Decorated Vermont veteran exposed to burn pits dies after cancer fight

The top-ranking official from the Vermont National Guard, whose family believes his aggressive cancer was due to his exposure to burn pits, died on Wednesday.

Brigadier Gen. Michael T. Heston, who also was one of the highest ranking members of his state's National Guard when he served as Assistant Adjutant General, succumbed to Stage IV Pancreatic Cancer on Thursday—just days after stopping treatment and being placed in home hospice care with his family.

News of Heston’s death was first posted on the Facebook page of the Vermont National Guard, with whom he served for over three decades.

"He was a highly-respected Soldier and true Green Mountain Boy that embodied our core values of Integrity, Excellence and Service,” read the statement from current Adjutant Gen. Major Steven Cray. “Please keep General Heston's family in your thoughts and prayers as they go through this difficult time.”

Heston also completed a total of three tours in Afghanistan from 2003 to 2012. Each time, he was exposed to the toxic clouds that emanated from burn pits-- a system of waste disposal, used on military bases, where everything from plastics to batteries to appliances to medical and human waste was thrown into open-air dumps, doused with jet fuel, and set ablaze. At nearly every single base where Heston was stationed, active burn pits were near their barracks and other common areas.

“He had been in treatment until this past September,” Heston’s wife, June, said in an interview with Fox News earlier this week. “He stopped chemo and then started radiation treatment until two weeks ago, when they told him that there was nothing more that they can do.”

“I feel like once they told him, he’s been very ill. There’s no treatment left for him.”

Heston, who also was a Vermont state trooper, commanded at all levels throughout his 34-year career, starting with platoons and working his way up to brigades. He returned in 2012 and started feeling symptoms in March 2016. What started as back pain turned out to be cancer, but June says it took nearly 10 months for him to get a proper diagnosis.

Heston's Wife June and their children, Dr. Kelsey Heston, 26 and Keegan, 22, are tendeded to their father after he recently stopped treatment and returned home for hospice care.

Heston's Wife June and their children, Dr. Kelsey Heston, 26 and Keegan, 22, are tendeded to their father after he recently stopped treatment and returned home for hospice care. (Courtesy of the Heston Family)

“They spent months trying to figure it out,” she says. “They didn’t give him the test that would have shown his cancer.”

Tens of thousands of veterans reportedly believe their health has been compromised by the polluting smoke expelled from burn pits on their bases.

The burn pit method was originally a temporary measure during the wars in both Iraq and Afghanistan as a way to quickly dispose of waste and garbage on military installations.
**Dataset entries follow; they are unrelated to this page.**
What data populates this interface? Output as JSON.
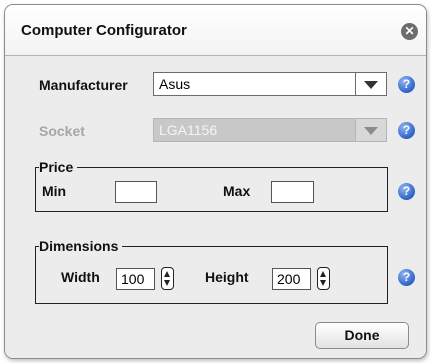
{
  "window": {
    "title": "Computer Configurator",
    "close_glyph": "✕"
  },
  "manufacturer": {
    "label": "Manufacturer",
    "selected": "Asus",
    "enabled": true
  },
  "socket": {
    "label": "Socket",
    "selected": "LGA1156",
    "enabled": false
  },
  "price": {
    "legend": "Price",
    "min_label": "Min",
    "min_value": "",
    "max_label": "Max",
    "max_value": ""
  },
  "dimensions": {
    "legend": "Dimensions",
    "width_label": "Width",
    "width_value": "100",
    "height_label": "Height",
    "height_value": "200"
  },
  "help_glyph": "?",
  "done_label": "Done",
  "icons": {
    "close": "close-icon",
    "help": "help-icon",
    "dropdown": "chevron-down-icon",
    "stepper": "stepper-icon"
  },
  "colors": {
    "help_blue": "#2d63c8",
    "disabled_gray": "#c8c8c8",
    "dialog_body": "#ececec"
  }
}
The vets claim their prolonged exposure to toxic air left tens of thousands of them, as well as private contractors, with a myriad of illnesses including various forms of cancer and severe respiratory issues. Many succumbed to their illness, but nearly all who feared they got sick from exposure to burn pits never received proper help from the country they went to war to defend.
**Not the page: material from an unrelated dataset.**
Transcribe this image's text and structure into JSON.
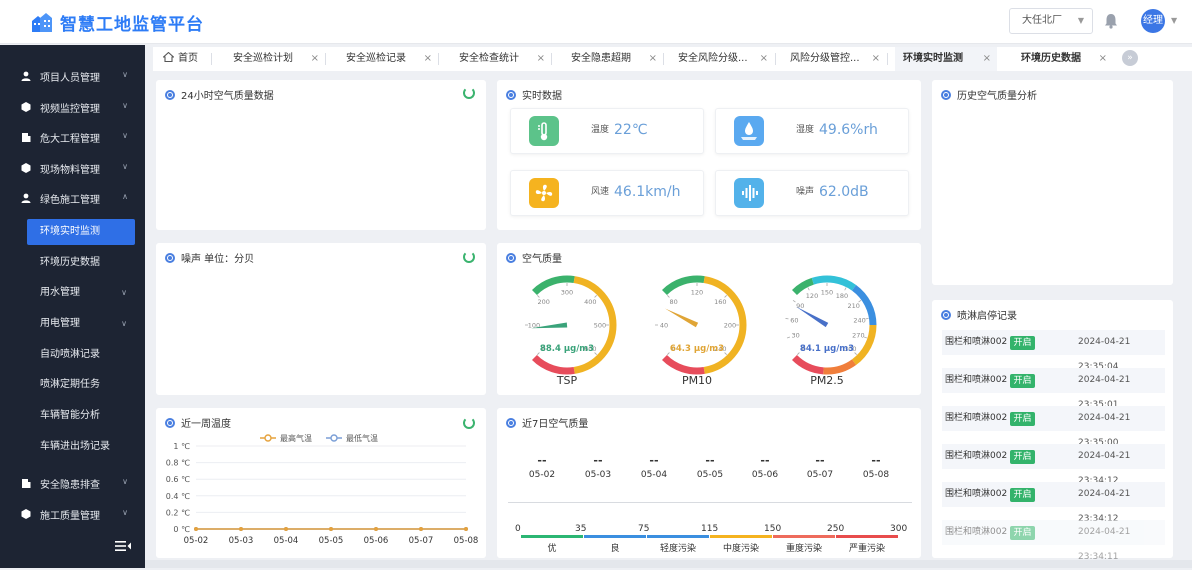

Senator Patrick Leahy, D-Vt., and vice chairman of the Senate Appropriations Committee, where he has worked on the issue, recently said, “Mike Heston has been a dedicated public servant and the very definition of a true leader as long as I have known him. True to form, he has transformed his own difficult personal struggle with cancer into a fight for the men and women of the Vermont National Guard and throughout the nation who may be suffering from exposure to airborne hazards from burn pits.”